Establishing open and honest communication with your client is the best way to make sure they offer you the same courtesy. If you’re cagey and unresponsive to feedback, things can get really awkward really quickly. Some client relationships will inevitably be more difficult than others, but finding ways to overcome those difficulties will often be your responsibility.
“When I disagree with a client’s feedback, I usually try to offer visual alternatives before articulating my disagreement,” Tala says. “I try to visually explain why something wouldn’t necessarily work instead of writing a negative email. Clients usually appreciate that effort – it builds trust.”
Work out what medium works best for you
Some people are comfortable on the phone, others prefer email. But if you find the medium affects how well you communicate, then it’s better to pick a preference and make that clear to the client up front.
“Understanding feedback was a big learning curve for me,” says Kate. “I am so dyslexic and often find it hard to understand the tone, so deconstructing what the client wants can sometimes go off course. Ideally now I like a phone call to run through feedback and changes, then a bullet point email to back it up so it’s all on paper.”

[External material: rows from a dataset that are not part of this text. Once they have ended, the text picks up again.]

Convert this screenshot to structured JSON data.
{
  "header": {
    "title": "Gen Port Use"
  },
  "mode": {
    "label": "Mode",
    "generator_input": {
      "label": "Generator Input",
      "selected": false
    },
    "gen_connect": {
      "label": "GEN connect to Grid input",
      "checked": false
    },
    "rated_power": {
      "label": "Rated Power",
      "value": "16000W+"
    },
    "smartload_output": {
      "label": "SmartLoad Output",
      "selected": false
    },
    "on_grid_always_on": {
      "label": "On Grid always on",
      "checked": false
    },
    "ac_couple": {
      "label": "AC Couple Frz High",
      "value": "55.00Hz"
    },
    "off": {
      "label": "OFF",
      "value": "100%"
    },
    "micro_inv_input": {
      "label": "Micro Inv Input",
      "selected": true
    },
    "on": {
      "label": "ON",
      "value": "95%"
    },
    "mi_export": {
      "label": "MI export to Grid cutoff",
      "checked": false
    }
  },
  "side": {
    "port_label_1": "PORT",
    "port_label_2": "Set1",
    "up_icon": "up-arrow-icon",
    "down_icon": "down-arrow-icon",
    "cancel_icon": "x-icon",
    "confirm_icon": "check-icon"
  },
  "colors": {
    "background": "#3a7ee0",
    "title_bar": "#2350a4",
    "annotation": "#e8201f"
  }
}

Define your process
“I like to present work in person, or at least be able to talk through it over the phone,” says Eric. “I want to get people’s first reactions and get a good conversation going, and I try to keep that as organic and rules-free as possible. Usually I give clients 72 hours to put official feedback in writing so that everyone’s on the same page before I begin implementing anything.
“In writing, I take feedback from one person. It’s fine if they consolidate feedback from people in their team, but I won’t do that whole reply-all discussion thing. I can’t work with noise. That’s my thing.”

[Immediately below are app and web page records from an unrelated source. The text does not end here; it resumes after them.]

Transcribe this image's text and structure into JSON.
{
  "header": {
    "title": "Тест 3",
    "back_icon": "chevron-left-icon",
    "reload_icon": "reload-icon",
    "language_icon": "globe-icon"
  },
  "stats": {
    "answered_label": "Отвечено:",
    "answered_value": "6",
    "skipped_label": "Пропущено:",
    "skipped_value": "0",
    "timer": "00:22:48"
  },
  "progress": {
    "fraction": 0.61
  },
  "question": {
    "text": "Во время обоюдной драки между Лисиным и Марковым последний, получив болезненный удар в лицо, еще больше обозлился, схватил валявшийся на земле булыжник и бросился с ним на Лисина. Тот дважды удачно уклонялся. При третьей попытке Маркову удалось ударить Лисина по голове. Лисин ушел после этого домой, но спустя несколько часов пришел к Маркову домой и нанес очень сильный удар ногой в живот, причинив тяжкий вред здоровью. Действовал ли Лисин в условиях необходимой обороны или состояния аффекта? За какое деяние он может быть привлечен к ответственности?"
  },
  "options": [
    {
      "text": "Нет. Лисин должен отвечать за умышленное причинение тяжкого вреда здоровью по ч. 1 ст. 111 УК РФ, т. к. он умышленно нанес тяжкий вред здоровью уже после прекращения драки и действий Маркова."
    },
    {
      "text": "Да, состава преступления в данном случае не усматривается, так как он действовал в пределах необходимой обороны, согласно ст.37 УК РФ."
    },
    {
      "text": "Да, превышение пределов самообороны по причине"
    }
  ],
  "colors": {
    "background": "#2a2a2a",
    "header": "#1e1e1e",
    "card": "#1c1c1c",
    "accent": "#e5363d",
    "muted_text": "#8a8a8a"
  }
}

You may feel like a prima-donna outlining your feedback process to a new client, but if it works for you then it will likely be better for your collaboration.
Pick your battles
Sometimes you’re going to disagree with a client but still have to make changes to your work that you really don’t want to make. That’s part of the process. “I just started a new job at The New York Times as an art director,” says Tala, “where I constantly receive feedback from editors, photo editors, design directors, and paginators. Although I don’t necessarily agree with every bit of feedback, it’s important to understand the different points of views and find a middle ground.”
That doesn’t mean you have to be a pushover though. “There is only so much that I am prepared to edit and change before I push back,” says Kate. “I love a good discussion and think it’s important to really explore the brief. If a client is hiring you as a creative then they want your creative opinion as well. I don’t want to play it too safe, because if you’re bored making the work then the end result is usually boring.”
Remember, you’ve probably survived worse
“The harshest critiques I’ve ever had took place in school,” says Eric. “Everything feels more mellow in comparison. As an art student, you have to present your work to your instructors and peers week after week. In other majors, grades are kept private, feedback is more likely given one on one, but that’s not the case as an art student. You have to have a higher threshold for criticism to get the most out of it.”
If you’ve already survived such a cutthroat environment, dealing with clients will be a walk in the park.
Give as you’d like to receive
At some point you’re going to be on the other side of the feedback fence (it’s a fence, sure) and dishing it out yourself. When this happens, remember the humility you hoped for from your own clients.
“Criticism, like rain, should be gentle enough to nourish a man's growth without destroying his roots.” So said American politician Frank Clark and it’s a sentiment that is widely recognized.
“The best way to give feedback is to be brutally honest with someone but make the extra effort to let them know that you appreciate and care about them,” Eric says. “It doesn’t cost me anything to say – hey, I know you’ve been working hard on this – or – here’s what I love about this – before going into what you don’t love about their work. It shouldn’t hurt you to see the other person as a human being.”
Tala agrees. “Communication and humility are key.”